Azar Bayat, MD, Family medicine resident; Amrita Roy, MD, PhD, CCFP
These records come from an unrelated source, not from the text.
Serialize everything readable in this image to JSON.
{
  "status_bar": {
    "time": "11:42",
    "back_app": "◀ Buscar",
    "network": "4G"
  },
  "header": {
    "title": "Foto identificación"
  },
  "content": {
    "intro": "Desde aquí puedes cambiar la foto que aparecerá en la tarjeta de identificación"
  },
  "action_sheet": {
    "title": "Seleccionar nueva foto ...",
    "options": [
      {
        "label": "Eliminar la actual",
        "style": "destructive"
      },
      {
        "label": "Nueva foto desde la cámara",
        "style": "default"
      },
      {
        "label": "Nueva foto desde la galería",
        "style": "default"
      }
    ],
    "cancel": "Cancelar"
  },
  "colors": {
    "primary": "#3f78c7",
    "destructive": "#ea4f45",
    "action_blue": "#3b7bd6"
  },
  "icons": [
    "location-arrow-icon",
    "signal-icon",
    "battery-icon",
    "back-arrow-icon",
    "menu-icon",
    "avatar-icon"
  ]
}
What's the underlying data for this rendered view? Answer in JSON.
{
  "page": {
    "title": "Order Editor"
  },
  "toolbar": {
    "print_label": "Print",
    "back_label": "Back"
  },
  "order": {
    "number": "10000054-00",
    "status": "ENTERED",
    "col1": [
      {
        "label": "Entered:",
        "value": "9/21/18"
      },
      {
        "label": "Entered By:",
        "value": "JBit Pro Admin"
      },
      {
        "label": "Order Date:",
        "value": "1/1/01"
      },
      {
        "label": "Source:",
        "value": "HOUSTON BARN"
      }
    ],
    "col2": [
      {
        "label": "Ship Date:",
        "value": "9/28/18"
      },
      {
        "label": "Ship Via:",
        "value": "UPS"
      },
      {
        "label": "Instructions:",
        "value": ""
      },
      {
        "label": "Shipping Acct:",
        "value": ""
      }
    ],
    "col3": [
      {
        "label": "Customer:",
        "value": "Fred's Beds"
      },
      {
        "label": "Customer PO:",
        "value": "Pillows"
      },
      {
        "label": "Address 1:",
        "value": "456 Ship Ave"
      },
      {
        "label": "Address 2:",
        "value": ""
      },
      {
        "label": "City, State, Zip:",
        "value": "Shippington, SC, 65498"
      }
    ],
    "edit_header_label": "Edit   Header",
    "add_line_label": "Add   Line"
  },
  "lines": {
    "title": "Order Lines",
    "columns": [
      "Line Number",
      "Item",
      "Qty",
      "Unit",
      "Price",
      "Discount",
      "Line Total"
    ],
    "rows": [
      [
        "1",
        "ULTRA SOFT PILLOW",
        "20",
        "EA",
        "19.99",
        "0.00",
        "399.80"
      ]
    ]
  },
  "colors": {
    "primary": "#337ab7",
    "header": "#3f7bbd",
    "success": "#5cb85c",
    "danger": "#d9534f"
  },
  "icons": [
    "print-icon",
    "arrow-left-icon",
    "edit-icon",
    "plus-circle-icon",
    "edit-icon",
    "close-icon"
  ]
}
Context: Income is a significant social determinant of health. Family physicians may be well-placed to identify poverty among their patients, and attempt to address. To this end, a poverty screening tool by the Centre for Effective Practice is being promoted by the College of Family Physicians of Canada for use by family physicians in all patient visits. It involves asking the question: “Do you ever have difficulty making ends meet at the end of the month?” Based on response, patients are informed about potential government benefits. Objective: To determine: 1) Are family physicians in Ontario routinely screening their patients for poverty? 2) What are the individual-level and practice-level characteristics of family physicians who routinely screen, as compared to those who do not routinely screen? 3) What are perceived barriers to routine screening reported by family physicians? Human Subjects Review: Institutional research ethics board approval will be secured. Design: A brief online survey using both closed-ended and open-ended questions will be administered. Pre-testing and pilot-testing will be done ahead of the full study. Data will be analyzed with descriptive, bivariate and multivariable statistical methods, to test hypotheses and answer research questions. Answers to open-ended questions will be compiled and tabulated. Setting: Licensed family physicians currently practicing office-based primary care in Ontario are eligible to participate. Anticipated Results: Based on previous small-scale and qualitative studies conducted in this area, we hypothesize barriers such as appointment time constraints, lack of physician expertise or knowledge about resources around poverty, physician discomfort, and perceived ineffectiveness of screening in changing patient outcomes. We hypothesize that facilitators will include having social workers involved as part of multidisciplinary family health teams, OHIP billing incentives for screening, and targeted education and training of physicians. Conclusions: Identification of barriers and facilitators - at the physician level, the clinic level, and the level of local service systems - can help guide interventions to facilitate incorporation of routine screening more widely. Information on barriers at the systems level will be particularly timely in Ontario, where healthcare delivery is currently being restructured into Ontario Health Teams.